Investors expect the Egyptian pound to fall further as the North African country awaits final approval from the International Monetary Fund for a $3 billion loan.
Traders in derivatives have increased their bets that Egypt will allow its currency to fall by up to 20% over the next year.
Egyptian Pound Bears Expect Another Drop as IMF Meeting Approaches
As the IMF's executive board prepares to meet on December 16, there is speculation about whether the pace of the pound's spot market decline since November will persuade the Washington-based lender.
According to Gordon Bowers, an analyst at Columbia Threadneedle Investments based in London, there are indications that the currency is still somewhat managed and that the IMF may require additional evidence that Egypt has adopted a flexible exchange rate.
As a result, before the meeting, he anticipates another devaluation or a faster depreciation rate.
Not everybody concurs. Before December 16, according to Mohamed Abu Basha, head of macroeconomic research at the Egyptian investment bank EFG Hermes, further pound weakness is not necessarily conditional.

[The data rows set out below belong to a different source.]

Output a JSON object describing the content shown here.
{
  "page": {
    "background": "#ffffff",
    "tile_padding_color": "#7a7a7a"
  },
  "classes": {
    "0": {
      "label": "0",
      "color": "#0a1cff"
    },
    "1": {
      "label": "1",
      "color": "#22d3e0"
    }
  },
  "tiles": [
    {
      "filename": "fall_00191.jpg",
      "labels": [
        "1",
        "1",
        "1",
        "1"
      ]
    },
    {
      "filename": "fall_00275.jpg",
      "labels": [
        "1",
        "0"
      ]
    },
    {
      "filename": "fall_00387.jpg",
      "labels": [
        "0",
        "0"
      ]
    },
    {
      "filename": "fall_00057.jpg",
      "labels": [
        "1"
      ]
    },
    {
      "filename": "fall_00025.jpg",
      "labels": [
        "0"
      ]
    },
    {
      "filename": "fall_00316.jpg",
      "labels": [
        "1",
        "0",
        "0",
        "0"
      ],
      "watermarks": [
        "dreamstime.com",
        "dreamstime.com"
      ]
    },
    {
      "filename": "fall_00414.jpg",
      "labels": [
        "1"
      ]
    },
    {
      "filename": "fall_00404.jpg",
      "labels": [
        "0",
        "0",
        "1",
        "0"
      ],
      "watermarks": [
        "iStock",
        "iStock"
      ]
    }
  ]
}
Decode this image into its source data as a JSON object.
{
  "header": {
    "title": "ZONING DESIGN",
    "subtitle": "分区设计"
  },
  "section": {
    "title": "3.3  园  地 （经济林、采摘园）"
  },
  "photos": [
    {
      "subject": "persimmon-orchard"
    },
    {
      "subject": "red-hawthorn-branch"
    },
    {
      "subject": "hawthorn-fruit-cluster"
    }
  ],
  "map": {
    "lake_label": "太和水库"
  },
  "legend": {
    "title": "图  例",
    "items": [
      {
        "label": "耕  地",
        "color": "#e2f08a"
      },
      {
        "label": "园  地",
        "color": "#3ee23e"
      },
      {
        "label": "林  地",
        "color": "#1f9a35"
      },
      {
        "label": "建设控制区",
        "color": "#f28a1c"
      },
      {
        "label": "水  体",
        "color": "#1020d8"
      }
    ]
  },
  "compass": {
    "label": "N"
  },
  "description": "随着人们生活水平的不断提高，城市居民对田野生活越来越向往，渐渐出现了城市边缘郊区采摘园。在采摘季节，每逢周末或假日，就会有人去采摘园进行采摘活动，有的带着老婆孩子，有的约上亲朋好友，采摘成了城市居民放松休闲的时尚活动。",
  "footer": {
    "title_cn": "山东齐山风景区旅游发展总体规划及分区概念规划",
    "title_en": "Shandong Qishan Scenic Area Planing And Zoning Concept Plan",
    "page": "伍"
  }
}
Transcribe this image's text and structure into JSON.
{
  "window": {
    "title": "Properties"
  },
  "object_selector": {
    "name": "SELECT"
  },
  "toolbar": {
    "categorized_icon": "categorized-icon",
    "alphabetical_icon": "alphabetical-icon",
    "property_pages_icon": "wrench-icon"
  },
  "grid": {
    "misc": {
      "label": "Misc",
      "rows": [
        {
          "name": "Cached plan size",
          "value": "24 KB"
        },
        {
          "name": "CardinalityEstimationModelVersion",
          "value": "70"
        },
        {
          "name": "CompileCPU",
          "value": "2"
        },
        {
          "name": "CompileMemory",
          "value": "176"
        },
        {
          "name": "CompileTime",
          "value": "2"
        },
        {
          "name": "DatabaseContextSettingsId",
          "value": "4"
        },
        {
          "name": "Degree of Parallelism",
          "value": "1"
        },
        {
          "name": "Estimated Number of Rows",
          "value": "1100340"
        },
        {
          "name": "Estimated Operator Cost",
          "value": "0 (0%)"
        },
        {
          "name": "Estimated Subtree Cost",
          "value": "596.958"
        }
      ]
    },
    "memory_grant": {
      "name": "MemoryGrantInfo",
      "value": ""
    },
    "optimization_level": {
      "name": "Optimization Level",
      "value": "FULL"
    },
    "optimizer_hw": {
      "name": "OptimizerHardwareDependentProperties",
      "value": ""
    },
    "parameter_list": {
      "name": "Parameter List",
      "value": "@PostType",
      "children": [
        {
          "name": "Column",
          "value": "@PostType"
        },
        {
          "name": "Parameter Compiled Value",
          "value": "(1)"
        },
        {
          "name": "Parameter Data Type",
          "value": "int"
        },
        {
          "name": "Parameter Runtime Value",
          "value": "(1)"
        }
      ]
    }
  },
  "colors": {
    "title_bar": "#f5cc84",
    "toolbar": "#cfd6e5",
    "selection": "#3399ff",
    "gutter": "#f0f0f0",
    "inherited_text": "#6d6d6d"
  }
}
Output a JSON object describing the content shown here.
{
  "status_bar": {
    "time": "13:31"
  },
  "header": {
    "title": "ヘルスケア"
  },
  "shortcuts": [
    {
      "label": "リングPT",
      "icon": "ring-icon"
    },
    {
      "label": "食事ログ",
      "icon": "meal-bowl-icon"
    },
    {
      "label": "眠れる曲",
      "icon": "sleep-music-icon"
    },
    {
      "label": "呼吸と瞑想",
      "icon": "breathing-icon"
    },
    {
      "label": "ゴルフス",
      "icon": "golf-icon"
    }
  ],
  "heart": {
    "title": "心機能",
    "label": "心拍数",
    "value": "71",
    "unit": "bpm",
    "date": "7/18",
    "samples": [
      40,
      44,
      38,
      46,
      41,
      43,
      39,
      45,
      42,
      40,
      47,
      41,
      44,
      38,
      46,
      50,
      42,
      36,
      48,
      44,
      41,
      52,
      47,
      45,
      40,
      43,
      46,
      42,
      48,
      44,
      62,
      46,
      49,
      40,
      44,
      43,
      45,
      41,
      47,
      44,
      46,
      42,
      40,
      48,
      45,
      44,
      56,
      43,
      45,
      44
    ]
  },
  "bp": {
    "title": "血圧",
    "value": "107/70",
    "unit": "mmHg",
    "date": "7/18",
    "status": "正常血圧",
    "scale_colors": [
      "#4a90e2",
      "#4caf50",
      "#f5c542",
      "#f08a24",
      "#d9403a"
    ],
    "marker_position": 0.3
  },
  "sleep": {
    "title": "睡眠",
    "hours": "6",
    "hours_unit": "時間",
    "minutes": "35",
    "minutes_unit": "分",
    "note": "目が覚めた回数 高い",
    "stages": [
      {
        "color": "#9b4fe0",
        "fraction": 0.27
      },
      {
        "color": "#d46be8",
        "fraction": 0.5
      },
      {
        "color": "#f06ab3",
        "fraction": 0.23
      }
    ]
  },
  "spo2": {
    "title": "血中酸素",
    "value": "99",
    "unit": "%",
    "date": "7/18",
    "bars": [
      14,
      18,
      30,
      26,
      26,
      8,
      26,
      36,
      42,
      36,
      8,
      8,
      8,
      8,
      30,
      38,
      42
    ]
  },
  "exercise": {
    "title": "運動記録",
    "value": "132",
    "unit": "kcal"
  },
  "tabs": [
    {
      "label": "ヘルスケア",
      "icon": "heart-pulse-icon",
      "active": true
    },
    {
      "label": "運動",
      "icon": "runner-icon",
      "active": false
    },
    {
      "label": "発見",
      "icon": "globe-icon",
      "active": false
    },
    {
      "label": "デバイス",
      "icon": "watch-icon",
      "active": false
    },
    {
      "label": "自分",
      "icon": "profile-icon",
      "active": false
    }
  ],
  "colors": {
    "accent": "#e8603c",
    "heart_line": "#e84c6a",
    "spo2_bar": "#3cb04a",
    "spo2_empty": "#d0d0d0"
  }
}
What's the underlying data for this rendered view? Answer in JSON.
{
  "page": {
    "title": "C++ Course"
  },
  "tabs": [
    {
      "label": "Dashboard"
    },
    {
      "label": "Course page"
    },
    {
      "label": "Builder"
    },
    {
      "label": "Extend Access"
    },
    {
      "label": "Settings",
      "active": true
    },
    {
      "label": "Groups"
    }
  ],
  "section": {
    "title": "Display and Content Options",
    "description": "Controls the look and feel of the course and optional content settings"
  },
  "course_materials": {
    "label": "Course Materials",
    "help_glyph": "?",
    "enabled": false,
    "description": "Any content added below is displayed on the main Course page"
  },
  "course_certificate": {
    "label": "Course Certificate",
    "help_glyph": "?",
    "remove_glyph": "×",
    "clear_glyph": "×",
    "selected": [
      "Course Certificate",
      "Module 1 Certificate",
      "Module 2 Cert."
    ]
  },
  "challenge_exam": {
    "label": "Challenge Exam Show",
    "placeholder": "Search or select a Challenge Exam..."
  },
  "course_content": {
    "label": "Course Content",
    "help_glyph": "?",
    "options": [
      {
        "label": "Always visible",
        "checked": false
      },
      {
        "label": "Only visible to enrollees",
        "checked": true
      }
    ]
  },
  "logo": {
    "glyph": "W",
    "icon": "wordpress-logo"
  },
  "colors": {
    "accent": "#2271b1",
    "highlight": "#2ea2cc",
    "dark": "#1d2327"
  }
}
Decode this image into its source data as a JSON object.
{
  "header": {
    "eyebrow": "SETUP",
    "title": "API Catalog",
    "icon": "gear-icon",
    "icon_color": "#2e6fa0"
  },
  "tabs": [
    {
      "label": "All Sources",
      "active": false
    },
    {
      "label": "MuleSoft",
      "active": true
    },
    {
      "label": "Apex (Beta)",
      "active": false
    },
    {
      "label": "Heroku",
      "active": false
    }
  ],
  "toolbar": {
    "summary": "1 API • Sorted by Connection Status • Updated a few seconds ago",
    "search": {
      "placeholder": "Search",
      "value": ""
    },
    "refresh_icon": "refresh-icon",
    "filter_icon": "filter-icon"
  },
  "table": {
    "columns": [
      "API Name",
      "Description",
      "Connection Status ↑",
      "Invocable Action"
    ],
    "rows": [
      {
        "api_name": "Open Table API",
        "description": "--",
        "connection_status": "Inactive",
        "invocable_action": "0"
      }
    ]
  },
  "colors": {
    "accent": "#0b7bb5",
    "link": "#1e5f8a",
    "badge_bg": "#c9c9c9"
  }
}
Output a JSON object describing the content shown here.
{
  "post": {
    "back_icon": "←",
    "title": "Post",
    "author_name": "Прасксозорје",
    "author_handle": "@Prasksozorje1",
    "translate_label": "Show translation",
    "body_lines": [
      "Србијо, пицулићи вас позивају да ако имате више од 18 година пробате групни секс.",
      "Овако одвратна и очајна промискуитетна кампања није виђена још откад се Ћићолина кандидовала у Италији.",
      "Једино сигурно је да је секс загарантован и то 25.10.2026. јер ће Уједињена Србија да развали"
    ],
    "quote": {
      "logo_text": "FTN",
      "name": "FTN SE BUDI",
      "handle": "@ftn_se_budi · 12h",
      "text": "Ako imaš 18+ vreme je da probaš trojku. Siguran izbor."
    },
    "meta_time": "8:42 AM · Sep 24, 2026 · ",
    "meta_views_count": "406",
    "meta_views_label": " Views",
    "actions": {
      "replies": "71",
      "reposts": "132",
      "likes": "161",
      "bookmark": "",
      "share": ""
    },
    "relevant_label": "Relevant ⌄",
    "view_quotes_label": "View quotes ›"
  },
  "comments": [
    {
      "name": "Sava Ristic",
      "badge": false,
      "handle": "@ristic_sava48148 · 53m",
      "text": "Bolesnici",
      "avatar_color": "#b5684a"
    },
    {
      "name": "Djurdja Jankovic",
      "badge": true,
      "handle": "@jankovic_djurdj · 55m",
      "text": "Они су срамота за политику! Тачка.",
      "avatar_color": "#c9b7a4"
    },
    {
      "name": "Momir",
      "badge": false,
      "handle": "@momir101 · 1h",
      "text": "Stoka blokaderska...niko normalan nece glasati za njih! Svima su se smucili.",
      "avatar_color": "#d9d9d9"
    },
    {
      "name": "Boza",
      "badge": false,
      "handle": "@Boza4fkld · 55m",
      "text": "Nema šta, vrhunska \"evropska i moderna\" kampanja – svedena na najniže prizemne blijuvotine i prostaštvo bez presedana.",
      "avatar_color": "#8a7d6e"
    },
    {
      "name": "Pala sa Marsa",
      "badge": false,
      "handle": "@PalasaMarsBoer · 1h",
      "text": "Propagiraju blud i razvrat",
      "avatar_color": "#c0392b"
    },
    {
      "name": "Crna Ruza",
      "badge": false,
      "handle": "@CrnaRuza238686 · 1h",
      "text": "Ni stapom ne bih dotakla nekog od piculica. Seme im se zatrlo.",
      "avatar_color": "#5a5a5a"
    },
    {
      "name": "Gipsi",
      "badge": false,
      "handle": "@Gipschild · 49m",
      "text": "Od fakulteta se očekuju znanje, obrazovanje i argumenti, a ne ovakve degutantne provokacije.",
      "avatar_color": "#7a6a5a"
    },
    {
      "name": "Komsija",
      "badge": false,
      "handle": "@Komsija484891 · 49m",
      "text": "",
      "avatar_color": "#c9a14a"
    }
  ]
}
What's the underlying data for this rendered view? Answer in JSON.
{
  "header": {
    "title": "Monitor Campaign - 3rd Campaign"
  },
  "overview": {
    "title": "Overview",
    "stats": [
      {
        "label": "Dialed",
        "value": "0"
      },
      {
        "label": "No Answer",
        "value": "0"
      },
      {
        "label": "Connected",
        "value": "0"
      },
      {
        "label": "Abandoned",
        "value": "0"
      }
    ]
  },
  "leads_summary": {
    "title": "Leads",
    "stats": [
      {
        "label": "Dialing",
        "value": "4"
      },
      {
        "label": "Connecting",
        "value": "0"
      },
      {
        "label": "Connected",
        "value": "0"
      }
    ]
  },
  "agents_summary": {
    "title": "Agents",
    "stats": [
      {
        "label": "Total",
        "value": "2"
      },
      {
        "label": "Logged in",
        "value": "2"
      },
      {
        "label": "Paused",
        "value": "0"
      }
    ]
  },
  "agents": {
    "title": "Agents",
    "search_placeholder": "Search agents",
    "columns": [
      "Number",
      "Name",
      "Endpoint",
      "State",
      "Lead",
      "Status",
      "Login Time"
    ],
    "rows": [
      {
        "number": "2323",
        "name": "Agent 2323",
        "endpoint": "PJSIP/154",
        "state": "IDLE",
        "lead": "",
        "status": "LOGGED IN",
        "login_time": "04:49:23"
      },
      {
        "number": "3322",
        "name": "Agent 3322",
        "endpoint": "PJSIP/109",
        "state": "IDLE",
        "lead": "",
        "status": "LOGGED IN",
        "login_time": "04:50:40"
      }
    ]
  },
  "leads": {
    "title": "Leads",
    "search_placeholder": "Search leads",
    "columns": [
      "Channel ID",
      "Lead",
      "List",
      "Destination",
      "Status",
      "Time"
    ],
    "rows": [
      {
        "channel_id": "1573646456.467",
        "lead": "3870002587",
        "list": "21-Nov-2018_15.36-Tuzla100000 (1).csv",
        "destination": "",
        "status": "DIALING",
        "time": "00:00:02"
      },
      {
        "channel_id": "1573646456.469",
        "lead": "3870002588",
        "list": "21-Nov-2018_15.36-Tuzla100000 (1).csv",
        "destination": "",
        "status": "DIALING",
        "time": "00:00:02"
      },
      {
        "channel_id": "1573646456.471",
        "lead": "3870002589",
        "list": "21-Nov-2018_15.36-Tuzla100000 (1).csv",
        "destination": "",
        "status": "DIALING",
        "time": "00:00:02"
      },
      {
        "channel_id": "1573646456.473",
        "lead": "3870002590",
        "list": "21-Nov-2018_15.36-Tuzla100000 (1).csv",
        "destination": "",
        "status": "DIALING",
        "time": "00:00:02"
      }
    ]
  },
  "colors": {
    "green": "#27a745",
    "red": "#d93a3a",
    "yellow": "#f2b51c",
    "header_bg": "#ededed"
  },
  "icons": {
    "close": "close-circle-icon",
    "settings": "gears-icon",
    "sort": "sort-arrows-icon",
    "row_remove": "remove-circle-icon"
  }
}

According to him, authorities have complied with the IMF agreement by terminating subsidized lending programs and creating a new document on state ownership policies.
The country of North Africa devalued the pound first in March and again by 18% on the day she announced the IMF agreement in late October.
As Egypt deals with soaring import costs and a flight of foreign currency that has been made worse by the impact of Russia's invasion of Ukraine, Gulf allies have rushed to the country's aid with pledges of deposits and investments.
After Ghana's cedi, its currency has performed the worst in the world this quarter, plunging to record lows.
Fears of inflation
The currency has lost less than 2% of its value since the beginning of November, as it was trading 24.6 per dollar on Thursday.
However, analysts claim that policy may be constrained by worries about inflation, which is already at a nearly five-year high, and the effect on social stability in the 104 million-person nation.
In the coming months, offshore derivatives traders anticipate steeper declines. For example, on the non-deliverable forwards market, the pound's one-month contract dropped by 6% to 26.5 per dollar, while the 12-month warranty dropped to 30.9 this month.
The latter wager predicts a 20% decline in the currency from its present value. In addition, the central bank's intention to do away with the requirement that importers obtain letters of credit to purchase goods abroad is expected to devalue the currency further.
Egypt must process a backlog of requests for hard currency from importers and businesses that are thought to be worth over $5 billion; doing so is expected to spark a wave of additional pound selling.
According to Monica Malik, the chief economist at Abu Dhabi Commercial Bank, the backlog needs to be cleared up. If the delays persist, the market will be more concerned about the FX regime's flexibility and ability to repatriate funds.
Societe Generale SA's Gergely Urmossy, an emerging markets strategist, based in London, said there is a chance that the pound will fall to 26 by the end of 2023.